“We think Argentine USD sovereign bonds present an attractive risk-reward profile, given their depressed valuations, positive correlation to commodity prices, and the potential political regime change,” said Alejo Czerwonko, chief investment officer for Emerging Markets Americas at UBS Global Wealth Management.
The official FX rate will be fixed at 350 pesos per dollar until the October elections, the central bank said. The parallel informal peso dropped near 10% to a record low of 675 per dollar before ending at 665, according to Eikon data.
“The move to devalue the currency will help to bring it closer to fair value,” said William Jackson, chief emerging markets economist at Capital Economics.
“But the fact that the peso will be held steady until the election, rather than be allowed to fall gradually [as has been the policy up till now] will just result in the currency becoming severely overvalued again in the coming months.”
Dollar-denominated international bonds fell, but pared losses in afternoon trading.

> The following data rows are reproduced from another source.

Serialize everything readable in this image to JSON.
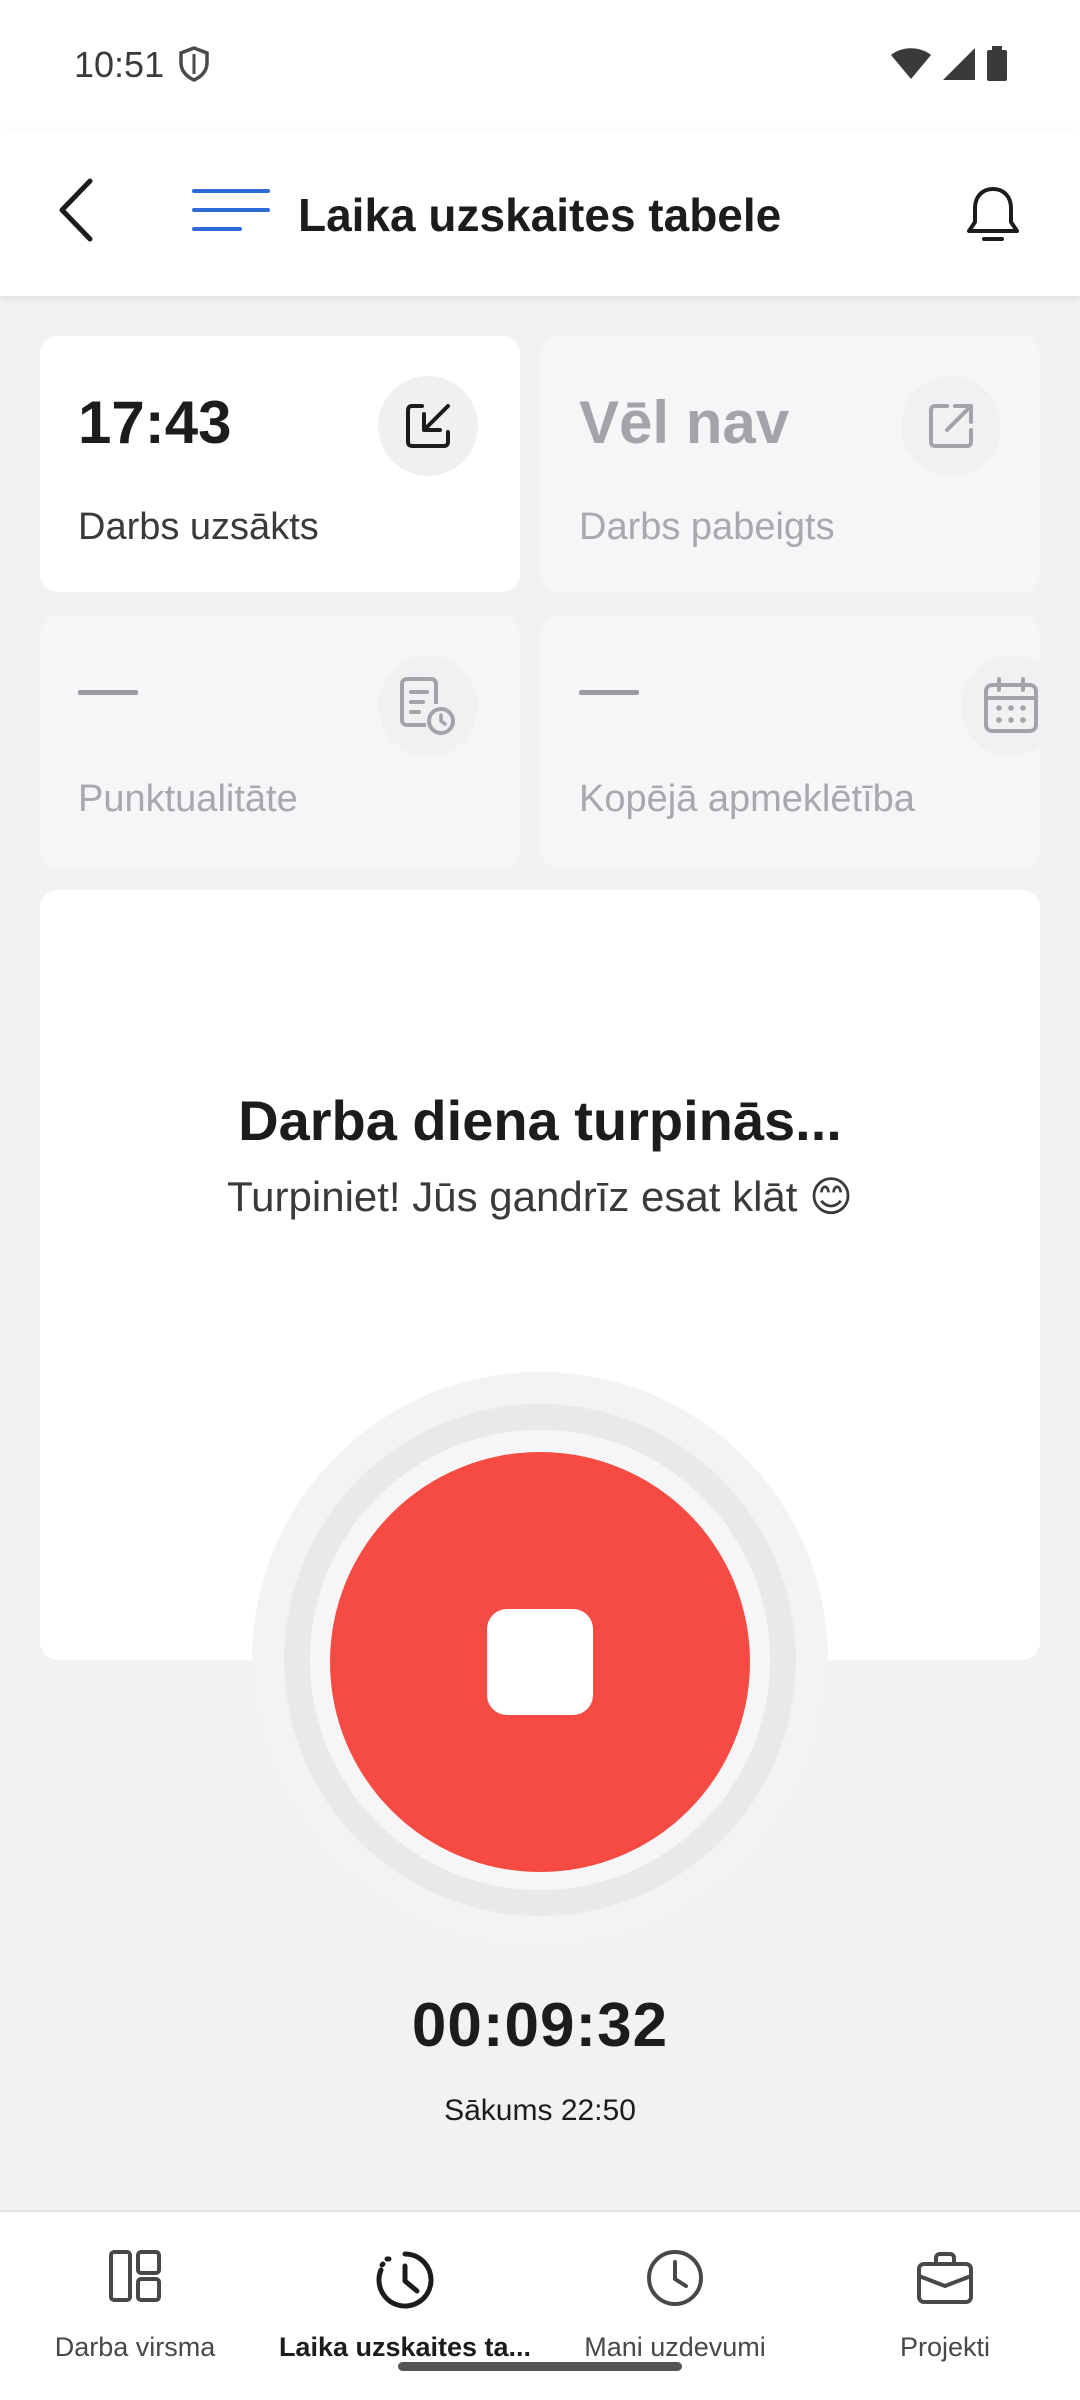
{
  "status_bar": {
    "time": "10:51"
  },
  "app_bar": {
    "title": "Laika uzskaites tabele"
  },
  "cards": {
    "work_started": {
      "value": "17:43",
      "label": "Darbs uzsākts"
    },
    "work_finished": {
      "value": "Vēl nav",
      "label": "Darbs pabeigts"
    },
    "punctuality": {
      "label": "Punktualitāte"
    },
    "attendance": {
      "label": "Kopējā apmeklētība"
    }
  },
  "main": {
    "title": "Darba diena turpinās...",
    "subtitle": "Turpiniet! Jūs gandrīz esat klāt 😊",
    "timer": "00:09:32",
    "start_time": "Sākums 22:50"
  },
  "bottom_nav": {
    "items": [
      {
        "label": "Darba virsma",
        "icon": "dashboard-icon"
      },
      {
        "label": "Laika uzskaites ta...",
        "icon": "clock-history-icon",
        "active": true
      },
      {
        "label": "Mani uzdevumi",
        "icon": "clock-icon"
      },
      {
        "label": "Projekti",
        "icon": "briefcase-icon"
      }
    ]
  },
  "colors": {
    "stop_button": "#f54b43",
    "menu_accent": "#2f6bd6",
    "background": "#f1f2f4"
  }
}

Foreign investors sold Argentine stocks, pushing the Global X MSCI Argentina ETF down 2.9% in US trading. The local S&P Merval index fell as much as 3.5% during the session but closed 3.3% higher.
The country’s sovereign dollar bonds fell as much as 4 cents on the dollar, with the 2030 note leading the slide, according to Eikon data.
The 2041 bond fell 3 points to 30.375 cents on the dollar, and the 2038 was down 3.25 points at 33.875 cents on the dollar at 1402 GMT.
Investment bank JPMorgan recommended staying “market weight” on Argentina’s government bonds as the financial landscape “is set to deteriorate further.”
Goldman Sachs said in a note that the exchange rate policy “adopted in the future is even more important than the decision taken today to devalue.”
Years of crisis
After a similar primary election shock result in 2019, bonds and the currency crashed and remain in distressed territory. The government has been unable to unwind capital controls used to support the peso as Latin America’s third largest economy grapples with sky-high inflation and falling central bank reserves. Gross reserves stand at $23.8 billion but private analysts say net reserves, discounting liabilities, are in the red by over $8 billion.
Sunday’s win by Milei adds another unknown factor that could dent market confidence, though he faces a tough fight in October and a likely November run-off. The rock-singing economist will compete in a three-way race in October against former security minister Patricia Bullrich, who won the conservative Together for Change nomination, and Peronist coalition candidate and Economy Minister Sergio Massa.
A candidate needs 45% of the October 22 vote to win outright or 40% and a 10-point lead over second place. If there is no outright winner, as seems likely, a head-to-head vote between the top two candidates will be held in November.
“What we are left with is a much more uncertain scenario than the one we expected,” said Ricardo Delgado, director of the Argentine economics consultancy Analytica.
Argentina is the largest debtor to the International Monetary Fund (IMF), with a $44-billion program approved last March to refinance a 2018 loan.
“We welcome the authorities’ recent policy actions and commitment going forward to safeguard stability, rebuild reserves, and enhance fiscal order,” said IMF Director of Communications Julie Kozack in a statement.
The cash-strapped economy had to tap a Chinese swap line and get a loan with Qatar to repay debt owed to the Washington-based IMF. Further disbursements are now delayed even though the country recently reached a staff-level agreement with the Fund to unlock about $7.5 billion. That agreement still needs approval of the executive board, which will meet to discuss it on August 23. – Rappler.com